The Buchan Alpha - a redundant 12,000-tonne steel offshore oil facility - has arrived in Shetland to be chiselled away to nothing.
Working slowly towards a final decommissioning resting place, Buchan Alpha - a rusting hulk, streaming water from the deck and looking well past its sell-by date - was brought into Lerwick at the weekend by tugs.
Each of five legs has a giant float under the water.
Breaking it up will take 17 months.
Buchan Alpha began life at the dawn of the North Sea oil industry, starting out as a drilling rig in 1973.
Next up was service as a floating production vessel in the Buchan field in 1981.
Buchan Alpha was taken out of service in May by operators Repsol Sinopec Resources UK.
The Health and Safety Executive effectively said it was too old, battered and out of date.
Gary Tootill, the Buchan project manager, said Buchan Alpha was beyond upgrading.
He said: "The Buchan Alpha has been on station for around 36 years.
"It has produced something like 150 million barrels, which was three times what it was expected to produce.
"Having been there for so long, the project to remove it was quite complex."

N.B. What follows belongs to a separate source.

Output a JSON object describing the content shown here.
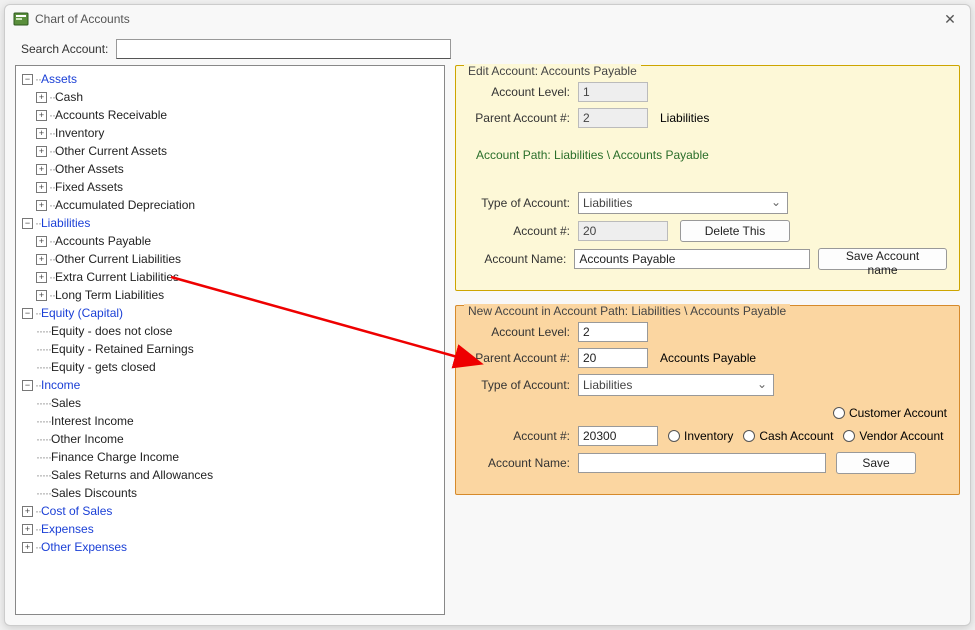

The massive structure is being attached to a mooring pattern of anchors, for deep parts of the facility to be removed.
Buchan Alpha will then be brought alongside the newly-extended Dales Voe deepwater quay to be dismantled for recycling.
There has been relatively small-scale decommissioning work done in Lerwick over the past 10 years.
The port authority has invested heavily in attracting more such work to Shetland.
Sandra Laurenson, chief Executive of Lerwick Port Authority, said: "The project at Dales Voe to extend the quay has been a £12m investment.
"That is really to future-proof that area for decommissioning for the next generation of platforms to come out.
"There is probably 30 years of work to decommission all the platforms."
The Buchan Alpha work will be led by the French company Veolia, and 35 jobs will be created by the project.
It is expected about 98% of the structure will be recycled.